§ **What to produce**
Find how many lines in the entries below carry the word "kayo" and answer with only that figure.

** Extracted records follows **

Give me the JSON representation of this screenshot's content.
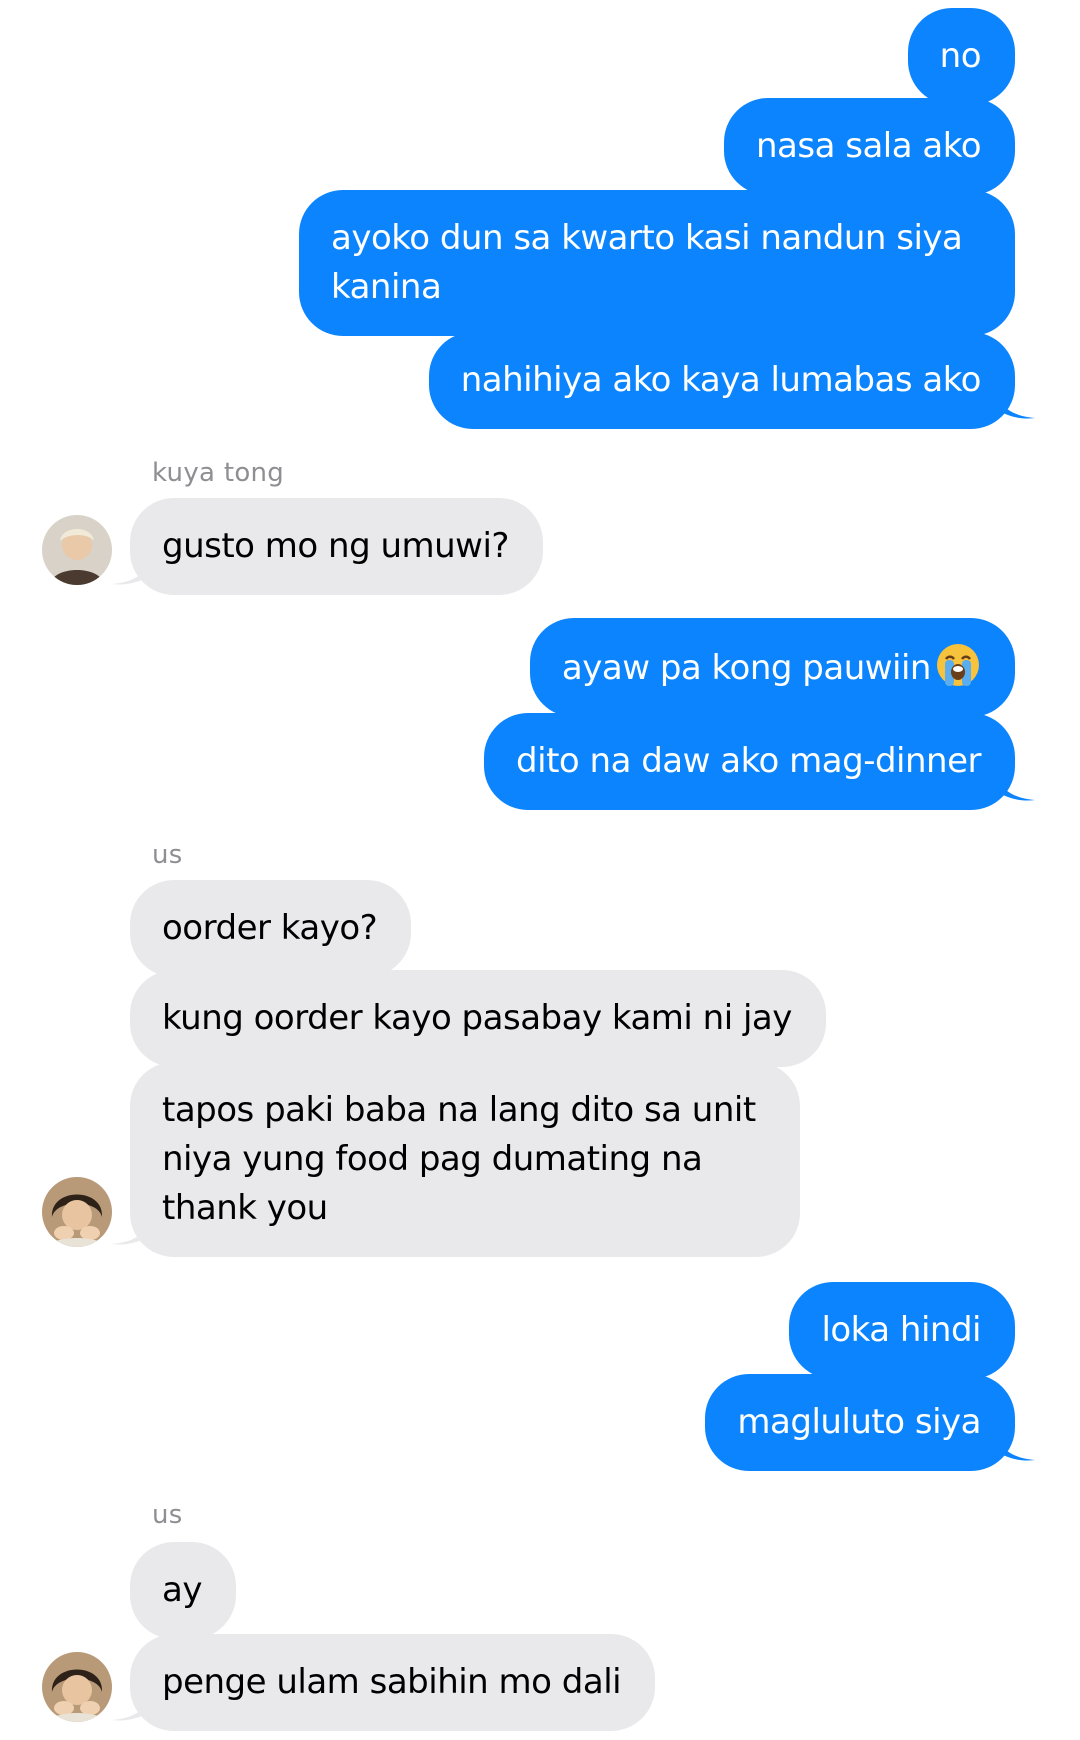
{
  "messages": {
    "m1": "no",
    "m2": "nasa sala ako",
    "m3": "ayoko dun sa kwarto kasi nandun siya kanina",
    "m4": "nahihiya ako kaya lumabas ako",
    "sender1": "kuya tong",
    "m5": "gusto mo ng umuwi?",
    "m6": "ayaw pa kong pauwiin",
    "m6_emoji": "crying-face-emoji",
    "m7": "dito na daw ako mag-dinner",
    "sender2": "us",
    "m8": "oorder kayo?",
    "m9": "kung oorder kayo pasabay kami ni jay",
    "m10": "tapos paki baba na lang dito sa unit niya yung food pag dumating na thank you",
    "m11": "loka hindi",
    "m12": "magluluto siya",
    "sender3": "us",
    "m13": "ay",
    "m14": "penge ulam sabihin mo dali"
  },
  "colors": {
    "outgoing_bubble": "#0b84fe",
    "incoming_bubble": "#e9e9eb",
    "sender_label": "#8e8e93",
    "background": "#ffffff"
  }
}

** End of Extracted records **

§ **Answer box**
2